The parents of the murdered French student Celine Figard (right) will today dedicate a garden to her memory, in the village where he body was discovered. Celine, 19, was found dead in a lay-by, near Ombersley, Worcestershire, in January 1996.

She had gone missing while travelling from her home in France to spend Christmas with her cousin at a Hampshire hotel. She was last seen accepting a lift at a motorway service station.

Despite a massive nationwide search for the vehicle over the freezing New Year period, Celine was not found until her body was dumped by the roadside. She had been raped and bludgeoned to death. Lorry driver Stuart Morgan was later convicted of her murder and is serving a life sentence.

The teenager's father, Bernard, a farmer, and her mother, Martine, travelled from their home in France to attend Morgan's trial at Worcester Crown Court, listening to the evidence with the help of a police interpreter.

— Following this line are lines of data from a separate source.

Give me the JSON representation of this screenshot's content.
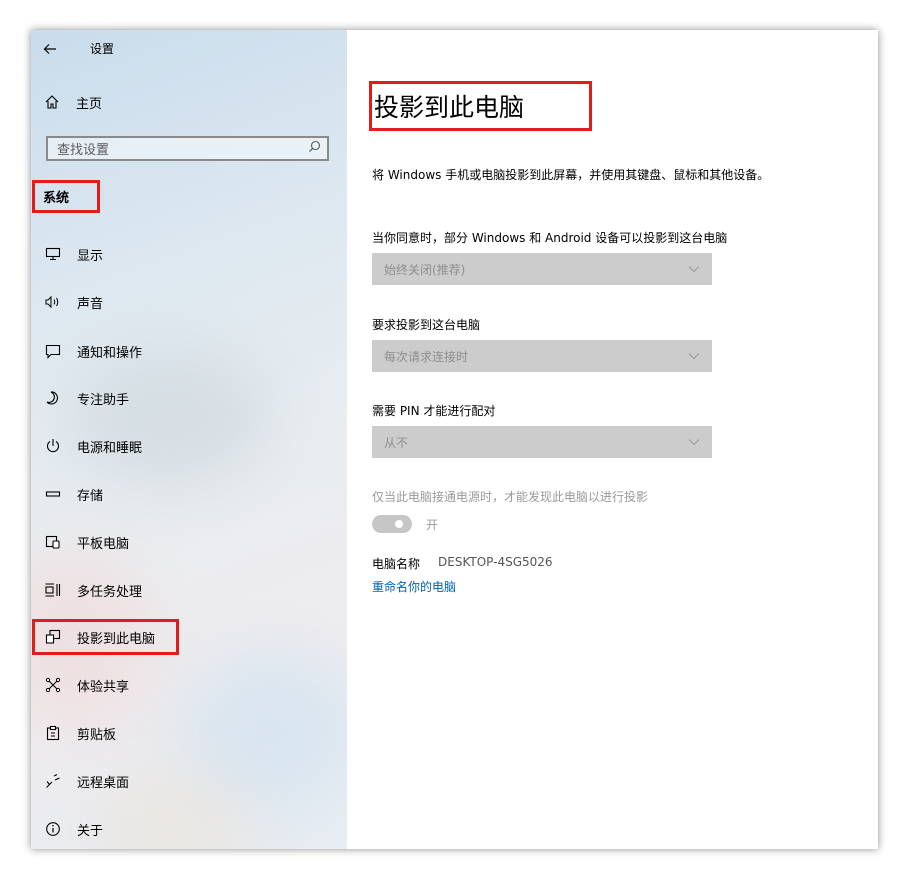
{
  "window": {
    "title": "设置"
  },
  "sidebar": {
    "home_label": "主页",
    "search_placeholder": "查找设置",
    "section_title": "系统",
    "items": [
      {
        "label": "显示",
        "icon": "monitor-icon"
      },
      {
        "label": "声音",
        "icon": "speaker-icon"
      },
      {
        "label": "通知和操作",
        "icon": "notification-icon"
      },
      {
        "label": "专注助手",
        "icon": "moon-icon"
      },
      {
        "label": "电源和睡眠",
        "icon": "power-icon"
      },
      {
        "label": "存储",
        "icon": "storage-icon"
      },
      {
        "label": "平板电脑",
        "icon": "tablet-icon"
      },
      {
        "label": "多任务处理",
        "icon": "multitask-icon"
      },
      {
        "label": "投影到此电脑",
        "icon": "project-icon",
        "active": true
      },
      {
        "label": "体验共享",
        "icon": "share-icon"
      },
      {
        "label": "剪贴板",
        "icon": "clipboard-icon"
      },
      {
        "label": "远程桌面",
        "icon": "remote-desktop-icon"
      },
      {
        "label": "关于",
        "icon": "info-icon"
      }
    ]
  },
  "main": {
    "title": "投影到此电脑",
    "description": "将 Windows 手机或电脑投影到此屏幕，并使用其键盘、鼠标和其他设备。",
    "setting1": {
      "label": "当你同意时，部分 Windows 和 Android 设备可以投影到这台电脑",
      "value": "始终关闭(推荐)"
    },
    "setting2": {
      "label": "要求投影到这台电脑",
      "value": "每次请求连接时"
    },
    "setting3": {
      "label": "需要 PIN 才能进行配对",
      "value": "从不"
    },
    "power_label": "仅当此电脑接通电源时，才能发现此电脑以进行投影",
    "toggle_label": "开",
    "pc_name_label": "电脑名称",
    "pc_name_value": "DESKTOP-4SG5026",
    "rename_link": "重命名你的电脑"
  },
  "colors": {
    "highlight": "#e31b1b",
    "link": "#0063b1",
    "dropdown_bg": "#cccccc"
  }
}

The garden, in the grounds of St Andrew's Parish Church in Ombersley, which has been paid for by the local community, was designed by a local garden centre with a spring-time theme, and will flower every February with white daffodils, narcissi and wild flowering bulbs.

Many of the flowers and plants originate from France.

The man who led the investigation into Celine's murder, Chief Superintendent John McCammont, and the West Mercia Police Chief Constable, David Blakey, will also attend the ceremony.

Canon Peter Kerr, Rector of Ombersley, said: "The garden is visible and lasting evidence of the strong and insistent wish of the people of this county that Celine should not be forgotten.

"It is also a living expression of our hope that young people from both our countries should travel and return home safely."